U.S. hybrids rely on Asian battery power
The future of the U.S. auto industry resembles a box of parts for
hybrids, plug-in electrics and fuel cells, which promise to slash oil
demand and provide jobs for another century. But that box comes with a
familiar disclaimer: Batteries not included.
As Detroit's automakers rush to develop vehicles powered by electricity,
they find themselves reliant on foreign sources for the advanced
batteries that will make such technology available to everyday
consumers. While much of the science has been developed in U.S. labs,
Asian companies have a two-decade head start on actually making
That gap concerns U.S. automakers, which often have to shop Asian
manufacturers for the most expensive parts of today's hybrids and their
first generation of plug-in vehicles. The batteries for General Motors
Corp.'s Chevrolet Volt will be made in either South Korea or China,
depending on which supplier is chosen, and likely will cost more than
$10,000 per vehicle.
"One of the reasons for having hybrids is to reduce dependence on
foreign oil," said Sherif Marakby , forFord Motor Co.'s chief engineer
of hybrid core engineering. "You don't want to substitute dependence on
foreign oil with dependence on foreign materials for lithium-ion batteries."
While the first commercial plug-in hybrids have yet to hit the road,
Wall Street already has begun to salivate over the potential for the
market, with estimates of hybrid battery sales approaching $10 billion
annually worldwide by 2015. And if fuel-cell vehicles ever become
commercially feasible, such batteries will come standard.
U.S. automakers and battery companies lobbied Congress for a provision
in last year's energy bill to provide loans and loan guarantees to firms
that want to set up battery production. But Congress hasn't provided any
money for the loans, and appears unlikely to pass many funding bills in
the remainder of its term.
GM spokesman Greg Martin said batteries were different from other auto
parts, which have been rapidly outsourced to low-wage countries in
"Other countries such as Korea and Japan have identified advanced
battery research and production as competitive priorities. We have to
make sure not to cede that competitive race," Martin said. "If we rely
on foreign sources for those products, we still could in a sense be
relying on foreign sources of energy."
U.S. companies have long led the race to research and invent new types
of batteries, and the first lithium-ion designs were developed in the
United States in the late 1980s. But it was Sony Corp. that licensed the
technology first for manufacturing, and since most of the consumer
electronics and computer companies using the batteries were Japanese,
battery suppliers in Japan and other parts of Asia had a natural advantage.
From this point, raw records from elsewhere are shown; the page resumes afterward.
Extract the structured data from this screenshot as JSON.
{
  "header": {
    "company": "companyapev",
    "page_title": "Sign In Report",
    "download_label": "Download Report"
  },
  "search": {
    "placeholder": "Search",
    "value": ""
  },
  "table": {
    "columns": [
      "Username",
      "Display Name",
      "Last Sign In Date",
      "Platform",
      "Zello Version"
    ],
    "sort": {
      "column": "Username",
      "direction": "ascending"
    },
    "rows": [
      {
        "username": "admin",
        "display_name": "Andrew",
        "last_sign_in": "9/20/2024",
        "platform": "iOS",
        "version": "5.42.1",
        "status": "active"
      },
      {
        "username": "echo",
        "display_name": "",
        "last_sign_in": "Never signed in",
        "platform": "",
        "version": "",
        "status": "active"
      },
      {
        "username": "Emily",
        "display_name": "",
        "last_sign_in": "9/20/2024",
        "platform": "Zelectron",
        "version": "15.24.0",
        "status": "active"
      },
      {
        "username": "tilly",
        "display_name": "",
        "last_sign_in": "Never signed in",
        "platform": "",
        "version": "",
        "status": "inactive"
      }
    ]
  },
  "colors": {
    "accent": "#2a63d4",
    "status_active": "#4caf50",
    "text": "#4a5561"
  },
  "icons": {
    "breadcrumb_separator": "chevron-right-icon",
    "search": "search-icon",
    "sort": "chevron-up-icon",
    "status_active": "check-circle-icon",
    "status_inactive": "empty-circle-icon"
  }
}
Those advantages have carried over into cars and trucks. Toyota Motor
Corp. and Honda Motor Co. buy the nickel-hydride batteries for their
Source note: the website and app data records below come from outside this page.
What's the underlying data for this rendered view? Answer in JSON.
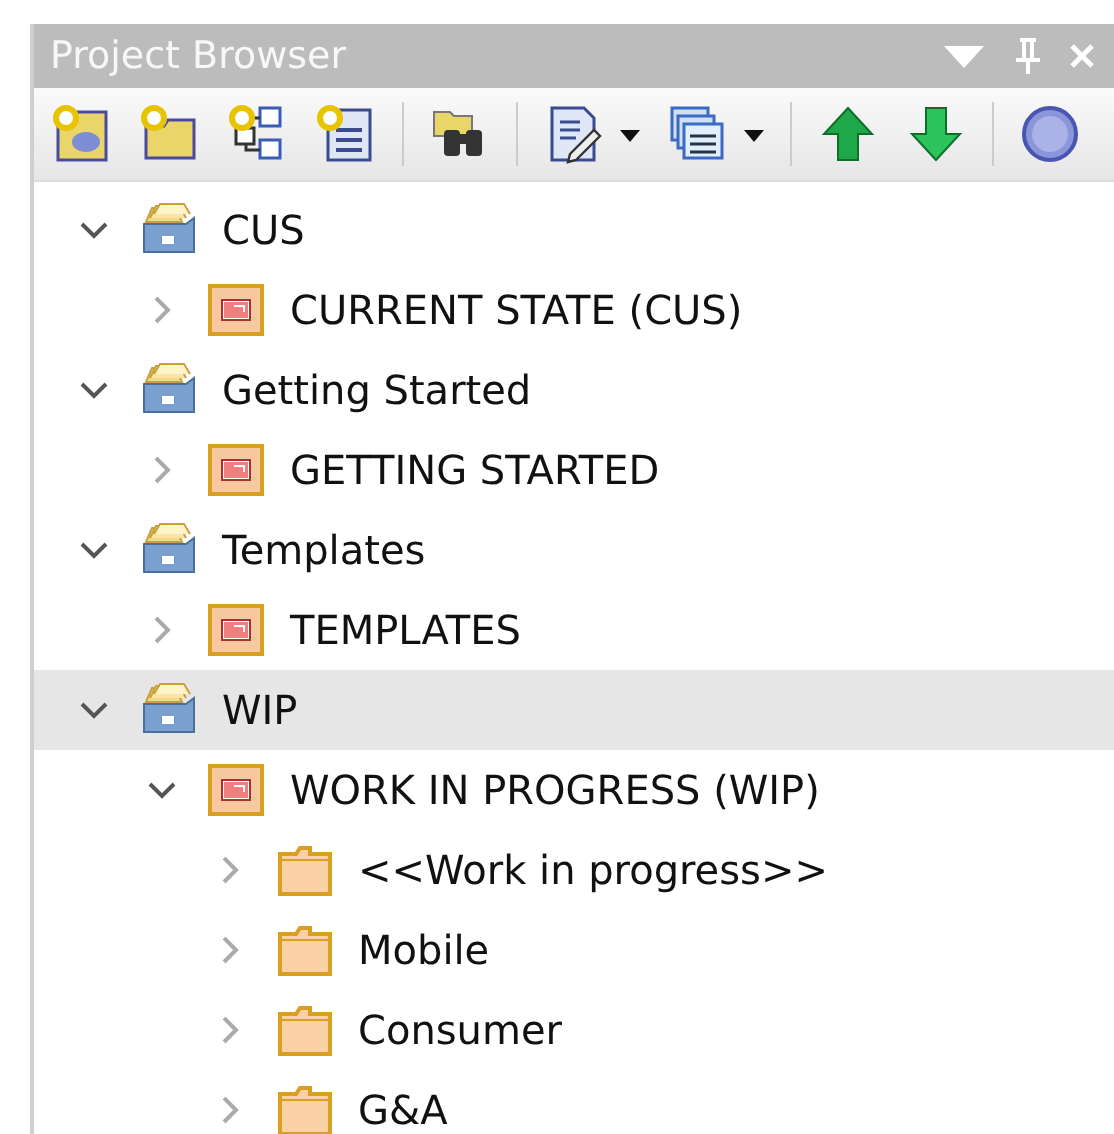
{
  "panel": {
    "title": "Project Browser"
  },
  "tree": [
    {
      "kind": "model",
      "label": "CUS",
      "expanded": true,
      "selected": false,
      "children": [
        {
          "kind": "package",
          "label": "CURRENT STATE (CUS)",
          "expanded": false,
          "selected": false
        }
      ]
    },
    {
      "kind": "model",
      "label": "Getting Started",
      "expanded": true,
      "selected": false,
      "children": [
        {
          "kind": "package",
          "label": "GETTING STARTED",
          "expanded": false,
          "selected": false
        }
      ]
    },
    {
      "kind": "model",
      "label": "Templates",
      "expanded": true,
      "selected": false,
      "children": [
        {
          "kind": "package",
          "label": "TEMPLATES",
          "expanded": false,
          "selected": false
        }
      ]
    },
    {
      "kind": "model",
      "label": "WIP",
      "expanded": true,
      "selected": true,
      "children": [
        {
          "kind": "package",
          "label": "WORK IN PROGRESS (WIP)",
          "expanded": true,
          "selected": false,
          "children": [
            {
              "kind": "folder",
              "label": "<<Work in progress>>",
              "expanded": false,
              "selected": false
            },
            {
              "kind": "folder",
              "label": "Mobile",
              "expanded": false,
              "selected": false
            },
            {
              "kind": "folder",
              "label": "Consumer",
              "expanded": false,
              "selected": false
            },
            {
              "kind": "folder",
              "label": "G&A",
              "expanded": false,
              "selected": false
            }
          ]
        }
      ]
    }
  ]
}
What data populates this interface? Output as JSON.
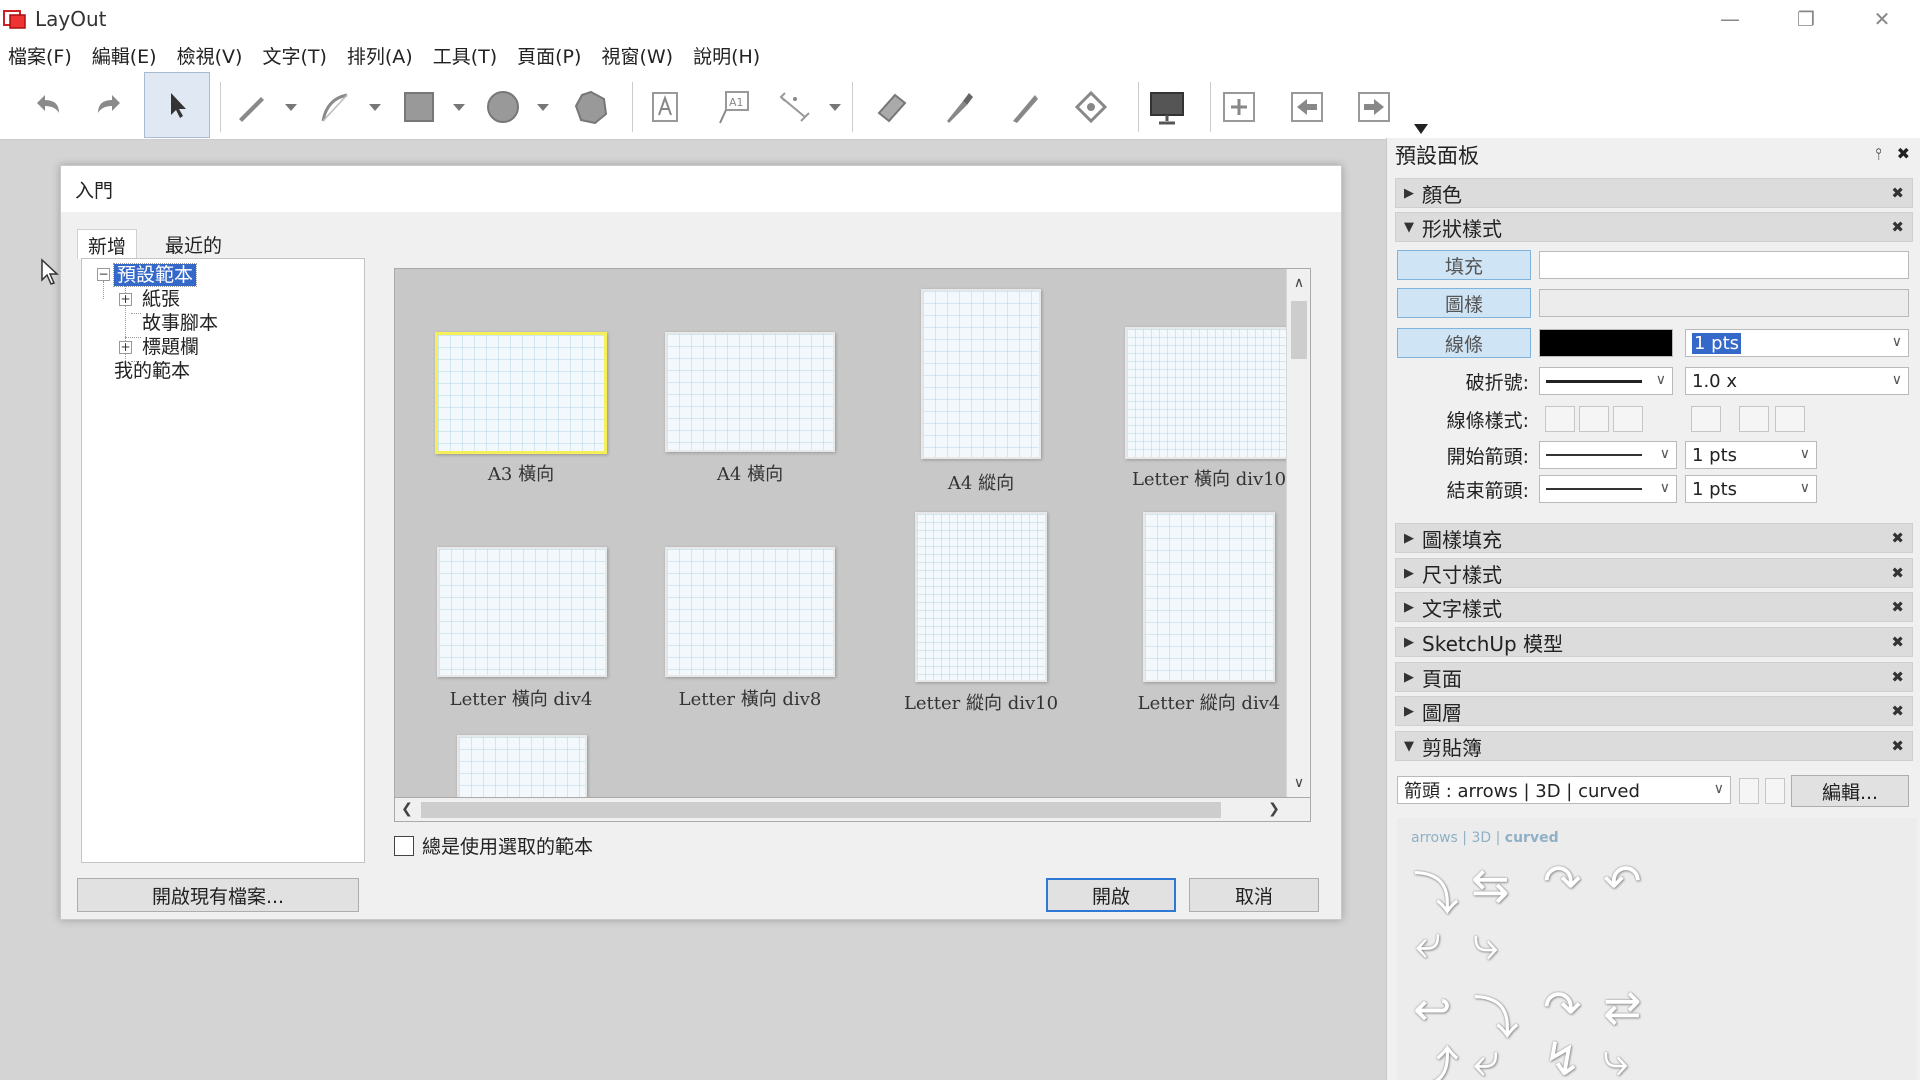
{
  "app": {
    "title": "LayOut",
    "window_controls": [
      "minimize",
      "maximize",
      "close"
    ]
  },
  "menu": [
    "檔案(F)",
    "編輯(E)",
    "檢視(V)",
    "文字(T)",
    "排列(A)",
    "工具(T)",
    "頁面(P)",
    "視窗(W)",
    "說明(H)"
  ],
  "toolbar": {
    "tools": [
      "undo-icon",
      "redo-icon",
      "select-icon",
      "line-icon",
      "arc-icon",
      "rectangle-icon",
      "circle-icon",
      "polygon-icon",
      "text-icon",
      "label-icon",
      "dimension-icon",
      "eraser-icon",
      "style-icon",
      "split-icon",
      "join-icon",
      "presentation-icon",
      "add-page-icon",
      "previous-page-icon",
      "next-page-icon"
    ]
  },
  "dialog": {
    "title": "入門",
    "tabs": [
      "新增",
      "最近的"
    ],
    "tree": [
      {
        "label": "預設範本"
      },
      {
        "label": "紙張"
      },
      {
        "label": "故事腳本"
      },
      {
        "label": "標題欄"
      },
      {
        "label": "我的範本"
      }
    ],
    "templates": [
      {
        "label": "A3 橫向"
      },
      {
        "label": "A4 橫向"
      },
      {
        "label": "A4 縱向"
      },
      {
        "label": "Letter 橫向 div10"
      },
      {
        "label": "Letter 橫向 div4"
      },
      {
        "label": "Letter 橫向 div8"
      },
      {
        "label": "Letter 縱向 div10"
      },
      {
        "label": "Letter 縱向 div4"
      }
    ],
    "always_use_label": "總是使用選取的範本",
    "open_existing_label": "開啟現有檔案...",
    "open_label": "開啟",
    "cancel_label": "取消"
  },
  "panel": {
    "title": "預設面板",
    "sections": {
      "colors": "顏色",
      "shape_style": "形狀樣式",
      "pattern_fill": "圖樣填充",
      "dimension_style": "尺寸樣式",
      "text_style": "文字樣式",
      "sketchup_model": "SketchUp 模型",
      "pages": "頁面",
      "layers": "圖層",
      "scrapbooks": "剪貼簿"
    },
    "shape_style": {
      "fill_label": "填充",
      "pattern_label": "圖樣",
      "stroke_label": "線條",
      "stroke_color": "#000000",
      "stroke_width": "1 pts",
      "dash_label": "破折號:",
      "dash_scale": "1.0 x",
      "line_style_label": "線條樣式:",
      "start_arrow_label": "開始箭頭:",
      "start_arrow_size": "1 pts",
      "end_arrow_label": "結束箭頭:",
      "end_arrow_size": "1 pts"
    },
    "scrapbook": {
      "selected": "箭頭 : arrows | 3D | curved",
      "edit_label": "編輯...",
      "preview_label_prefix": "arrows | 3D | ",
      "preview_label_bold": "curved"
    }
  },
  "colors": {
    "accent": "#2f78d6",
    "selection": "#3468c9",
    "thumb_highlight": "#f5ef5a"
  }
}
current hybrids from joint ventures with Japanese battery firms. Honda's
joint venture with Sanyo also builds the batteries for the hybrid Ford
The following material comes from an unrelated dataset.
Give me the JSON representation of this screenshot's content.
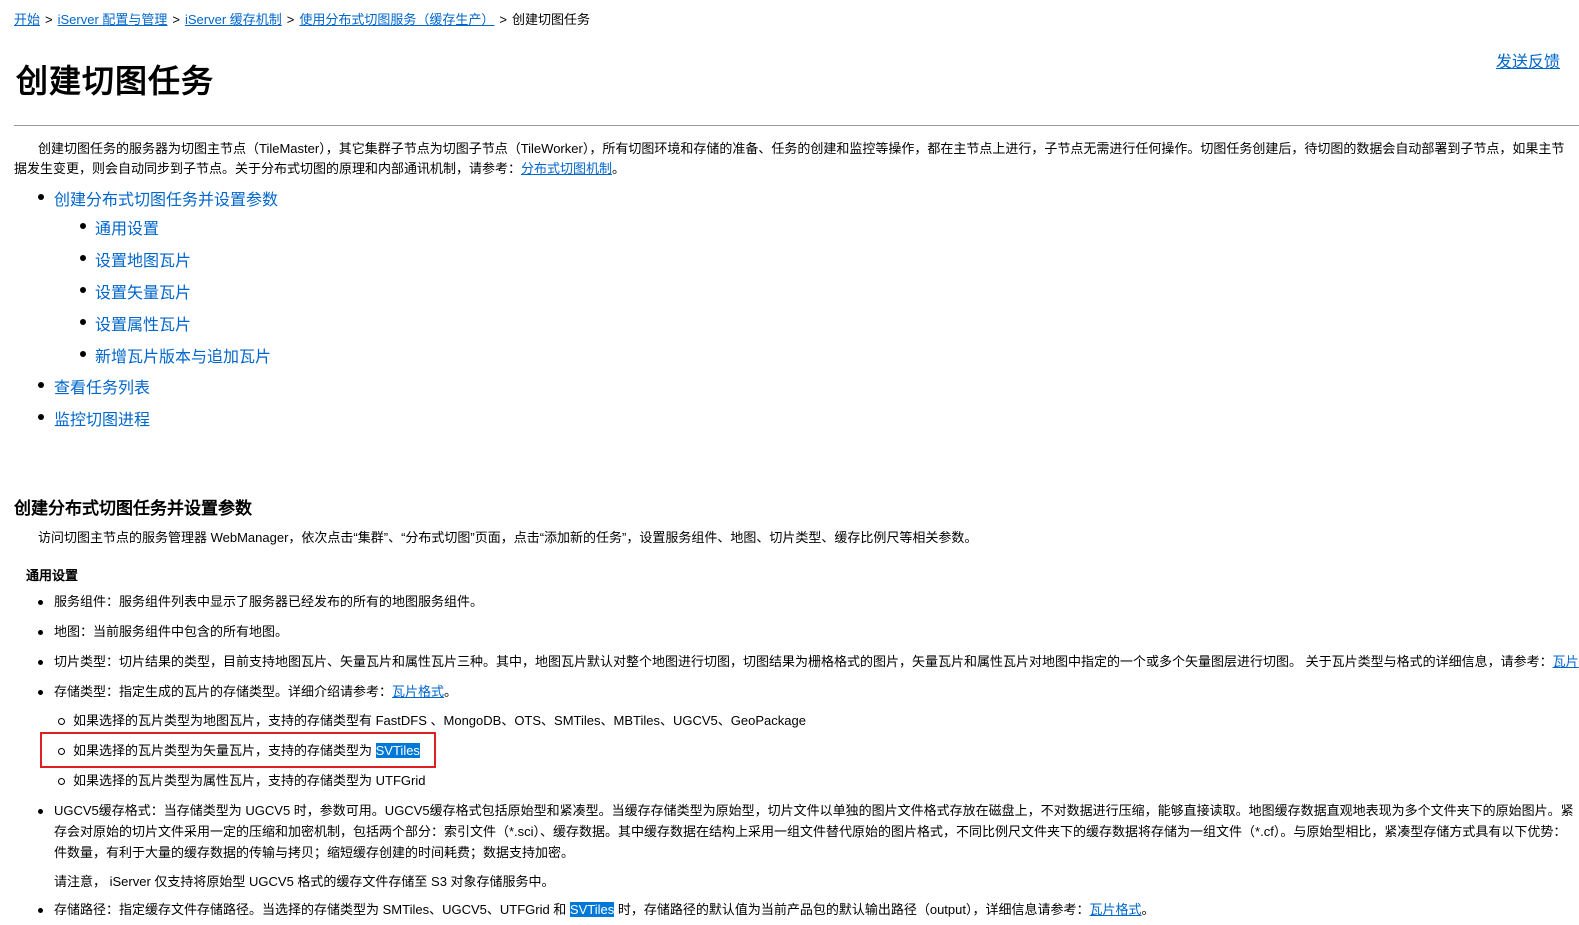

Escape, while Toyota's partnership with Panasonic builds the batteries
for GM and Chrysler hybrid SUVs.
Alexander Karsner, U.S. Department of Energy assistant secretary of
energy efficiency and renewable energy, said Friday that while domestic
battery supply was a concern, it shouldn't be overstated, in part
because much of the research that created today's hybrid batteries
originated in U.S. labs.
"Our challenge is to see that it is produced and deployed here so that
it is available to us and our strategic interest," Karsner said.
Domestic battery production "is an area that requires intensive ...
consistent interest, both throughout the remainder of this
administration, and into the next."
After downplaying plug-in hybrids and lithium-ion batteries for several
years, Toyota said earlier this month that it would launch a plug-in
hybrid in limited production in 2010 using batteries from its Panasonic
unit. Nissan Motor Co. also plans electric vehicles using lithium
batteries from a joint venture that is to begin building batteries next
There are some companies betting that battery manufacturing will cross
back to the United States. Toda Kogyo Corp., a Japanese maker of battery
components, bought a factory in Sarnia, Ontario, earlier this year to
supply lithium-ion parts in North America.
Andreas Jazdanian, marketing manager for Toda America, said the company
expects automakers will need North American battery sources for
vehicles. One reason is logistics: Vehicle batteries will be larger and
more expensive than the lithium-ion cells in phones and music players,
meaning automakers will want tight inventory controls rather than long
"The demand for lithium-ion batteries is forecast to increase
exponentially within the next decade," he said. "I believe there are
already a few domestic candidates that with the right financial support
and competent management are ready to assume production."
One of those may be Enerdel, a joint venture between energy company
Ener1 and Delphi Corp. formed in 2004. Enerdel plans to start building
lithium batteries for the Think electric vehicle later this year at
Delphi's old battery plant in Indiana. Charles Gassenheimer, chairman of
Ener1, said Enerdel's position as the only domestic lithium-ion battery
producer today was a "crucial strategic advantage."
"For a plug-in hybrid, the battery is 50% of the vehicle. You cannot
outsource 50% of the vehicle and have reliable production," he said.
"You have to produce where you sell."